It's a scene that's been repeated more than 35 million times in the past year at certified mammogram facilities around the United States.
No matter what their age, race or medical history, the female patients probably shared a similar experience during the 20-minute procedure.
"Mammograms are known to be uncomfortable," concedes Dr. Sujatha Reddy, an Atlanta, Georgia,-based gynecologist. "The harder they squeeze and squish that breast, the less tissue the X-rays have to go through and the more likely they are to find something."
The American Cancer Society reports two to four mammograms out of every 1,000 lead to a diagnosis of cancer. About 10 percent of women who have a mammogram will require more tests.

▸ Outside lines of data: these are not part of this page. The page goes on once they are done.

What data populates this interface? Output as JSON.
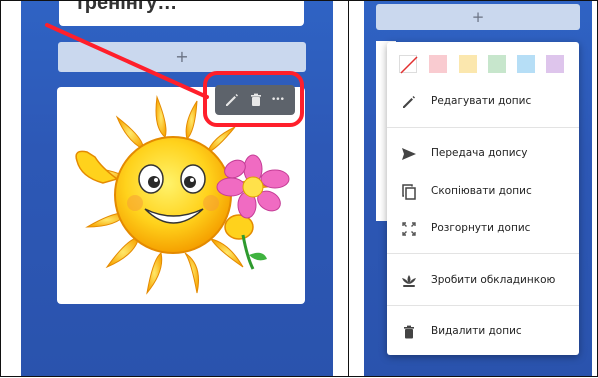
{
  "left_panel": {
    "top_card_text": "тренінгу…",
    "add_button_label": "+",
    "toolbar": {
      "edit_icon": "pencil-icon",
      "delete_icon": "trash-icon",
      "more_icon": "more-horizontal-icon",
      "more_glyph": "•••"
    },
    "highlight_color": "#ff1f2b"
  },
  "right_panel": {
    "add_button_label": "+",
    "colors": [
      {
        "name": "no-color",
        "hex": "#ffffff"
      },
      {
        "name": "red",
        "hex": "#f9cbd0"
      },
      {
        "name": "yellow",
        "hex": "#fbe7ae"
      },
      {
        "name": "green",
        "hex": "#c7e6cc"
      },
      {
        "name": "blue",
        "hex": "#b6def6"
      },
      {
        "name": "purple",
        "hex": "#dec5ec"
      }
    ],
    "menu": {
      "edit": "Редагувати допис",
      "transfer": "Передача допису",
      "copy": "Скопіювати допис",
      "expand": "Розгорнути допис",
      "make_cover": "Зробити обкладинкою",
      "delete": "Видалити допис"
    }
  }
}
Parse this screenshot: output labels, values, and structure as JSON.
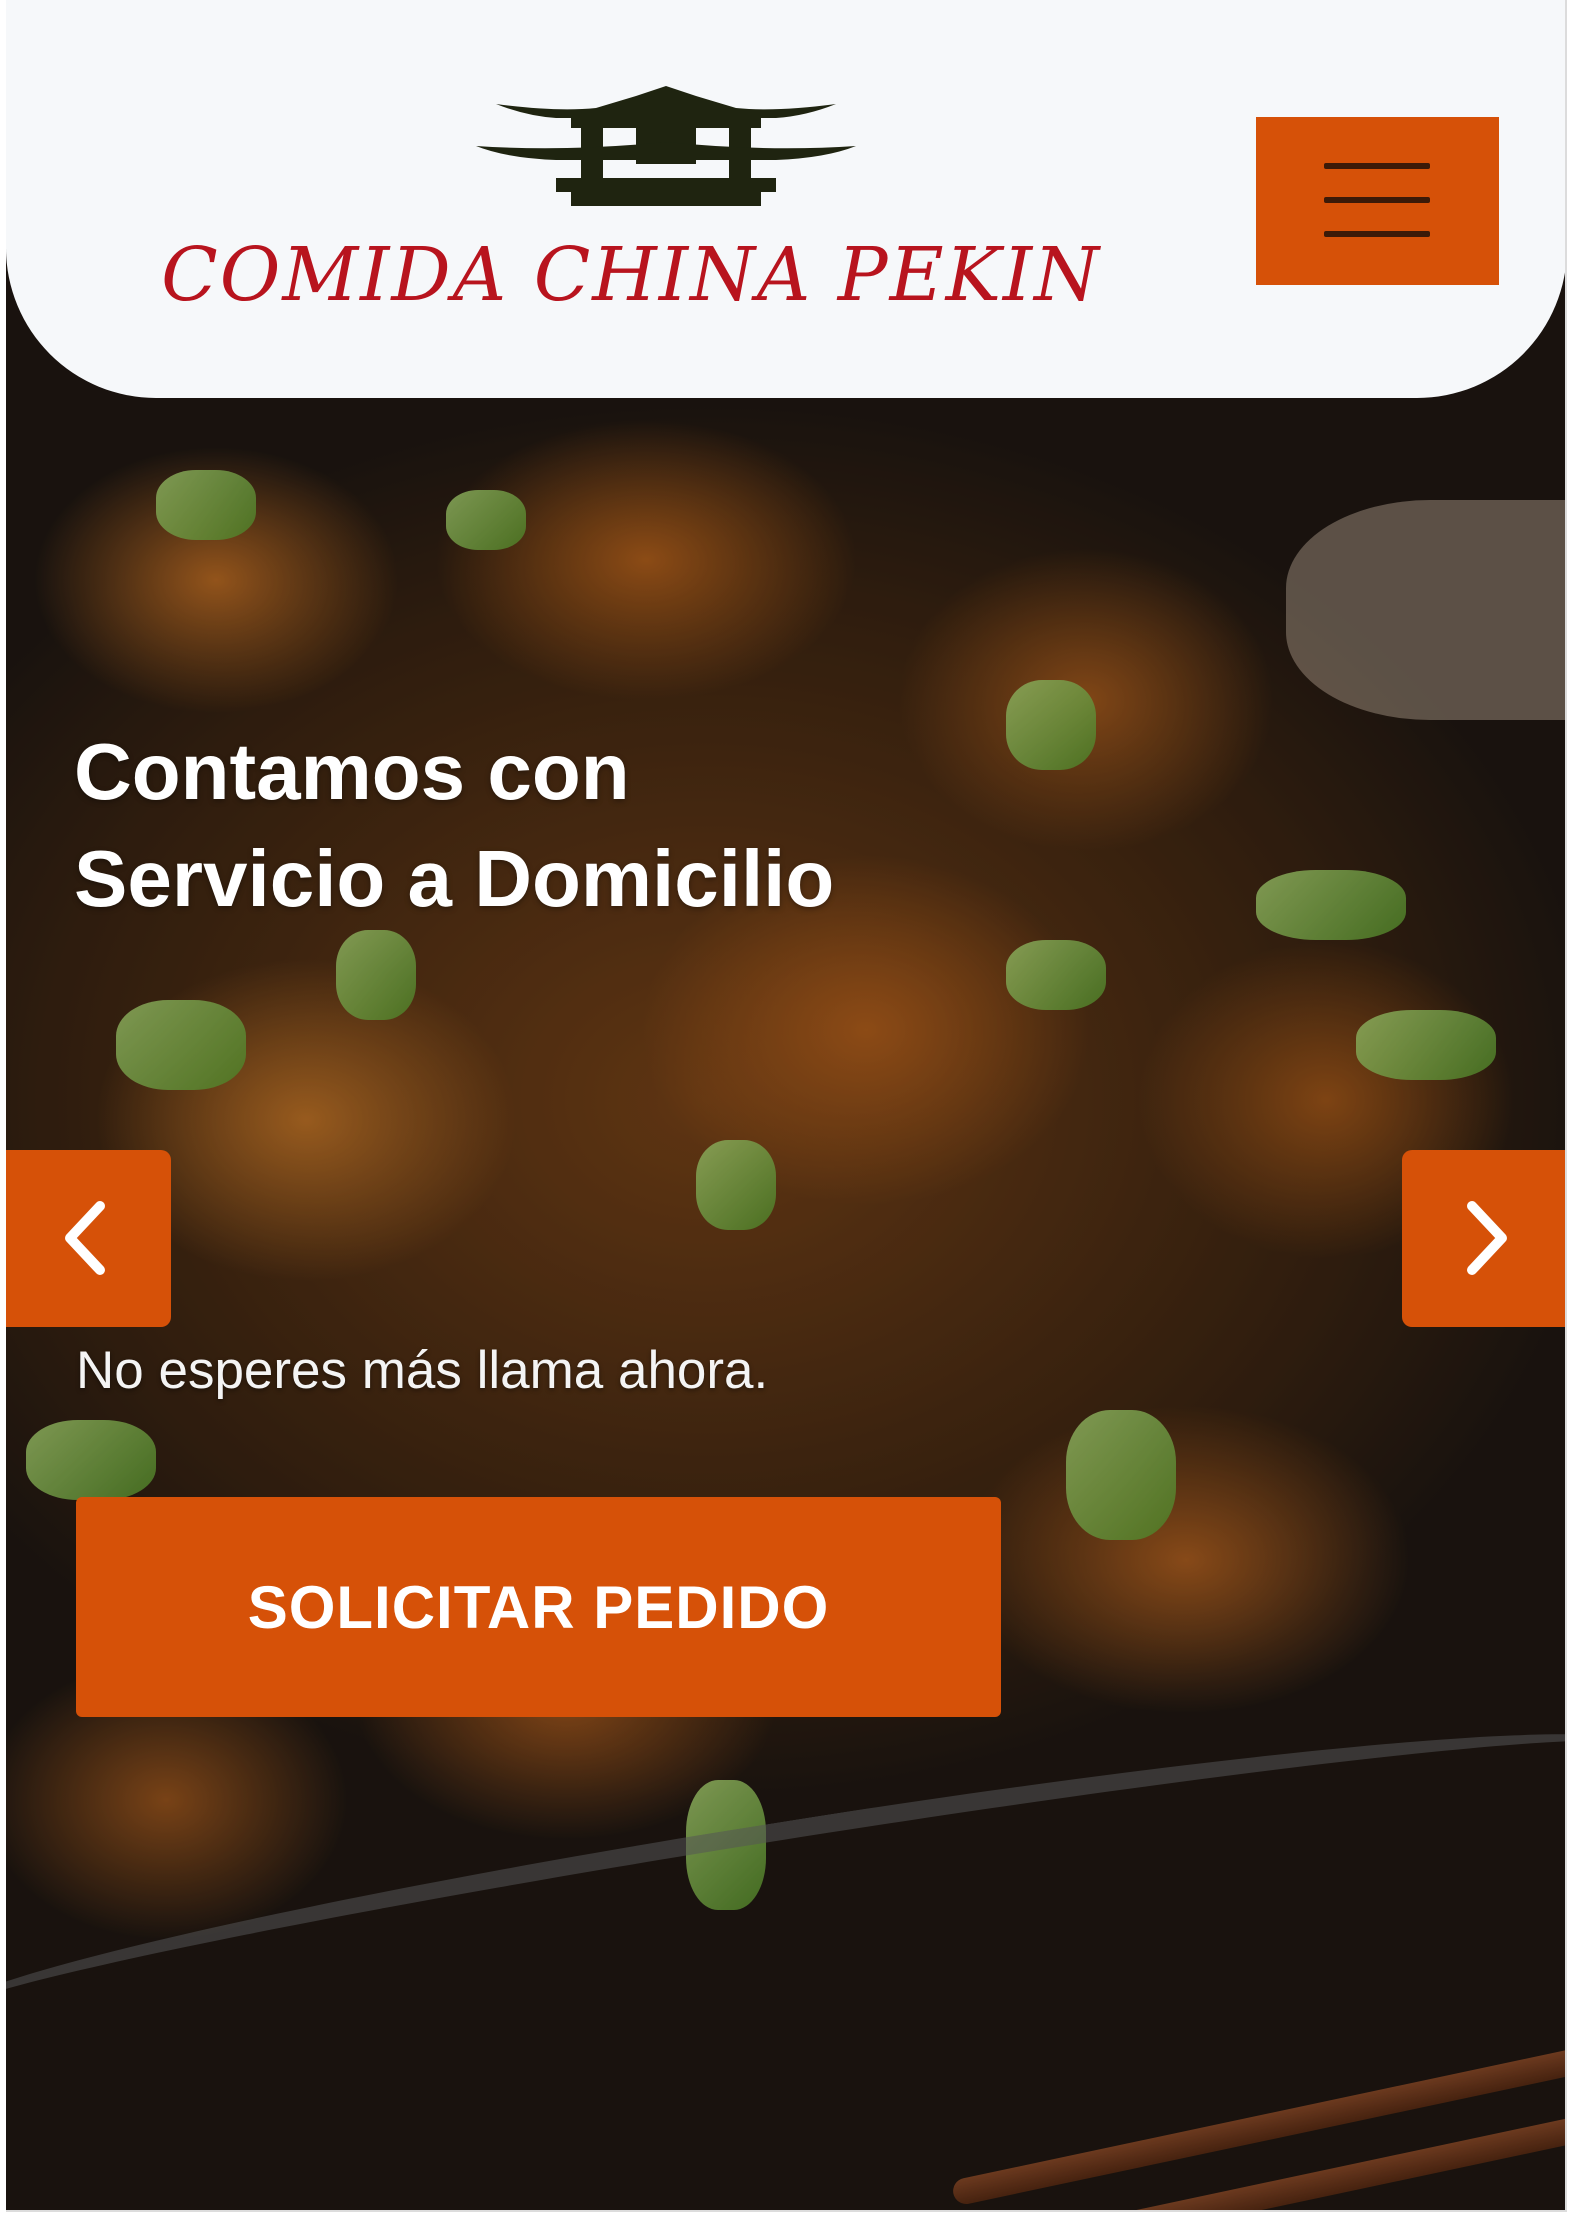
{
  "brand": {
    "name": "COMIDA CHINA PEKIN",
    "logo_icon": "pagoda-icon",
    "text_color": "#b8141e"
  },
  "header": {
    "menu_icon": "hamburger-menu-icon",
    "menu_button_color": "#d65108",
    "background": "#f6f8fa"
  },
  "hero": {
    "headline_line1": "Contamos con",
    "headline_line2": "Servicio a Domicilio",
    "subtext": "No esperes más llama ahora.",
    "cta_label": "SOLICITAR PEDIDO",
    "prev_icon": "chevron-left-icon",
    "next_icon": "chevron-right-icon",
    "accent_color": "#d65108"
  }
}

Accuracy often depends on patient cooperation, but Reddy reveals there's another side as well: "A mammogram is only going to be as good as the technician and the doctor who read it, so you want to go to a good place."
A recent study in the Journal of the National Cancer Institute reports that doctors reading mammograms miss an average of two in every 10 cases of breast cancer.
Medical experts remind women that mammograms alone don't guarantee a clean bill of health.
"I wish I could say the mammogram could find 100 percent of breast cancers," Reddy said. "I think we have to rely on having a clinical breast exam once a year at a health care provider and doing your self-breast exam on a monthly basis."
Reddy recommends having mammogram screenings at a reputable facility that is certified. She also suggests going to the same office every year so that old X-rays can be compared with new films.
Things to remember before going for a mammogram:
Wait until menstrual cycle ends
Wear two-piece outfit
Don't use deodorant, perfume, powder
Disclose symptoms, pregnancy
Use same facility every year
Source: American Cancer Society and Baylor Medical Center
A convenient location is another factor that makes it more likely that someone will actually show up for an annual mammogram appointment. Health Minute: Watch more on what to expect during a mammogram. »
Fear of discomfort is what often keeps some women away.
Reddy advises her patients to schedule a screening appointment for the early part of their menstrual cycle. "The best time of your cycle to do a mammogram is going to be when your period is over, maybe the week after your period is done when the breasts are not going to be tender."
Caffeinated coffee, tea and soft drinks may also contribute to tender, lumpy breasts. Experts recommend avoiding caffeine for a week before the procedure.
Before having any type of imaging test, the Cancer Society warns patients to tell technicians if they think they might be pregnant or are breast feeding.
Similarly, reveal any unusual breast symptoms or problems before a mammogram.
The screening requires women to undress from the waist up. You'll be given a disposable wrap to put around your shoulders and chest. Wearing a two-piece outfit will make the process easier and more convenient.
Technicians tell patients not to wear deodorant, antiperspirants, perfumes or powders. They might leave a residue that can be picked up on the X-rays, interfering with the results.
All mammogram facilities are required to issue results within 30 days, but many will contact patients within a week if there is a problem with the mammogram.
The Cancer Society recommends women 40 and older get a mammogram every year. Younger women may be advised to be screened earlier if there is a family history of breast cancer. E-mail to a friend
Judy Fortin is a correspondent with CNN Medical News. CNN medical producer Linda Saether contributed to this report.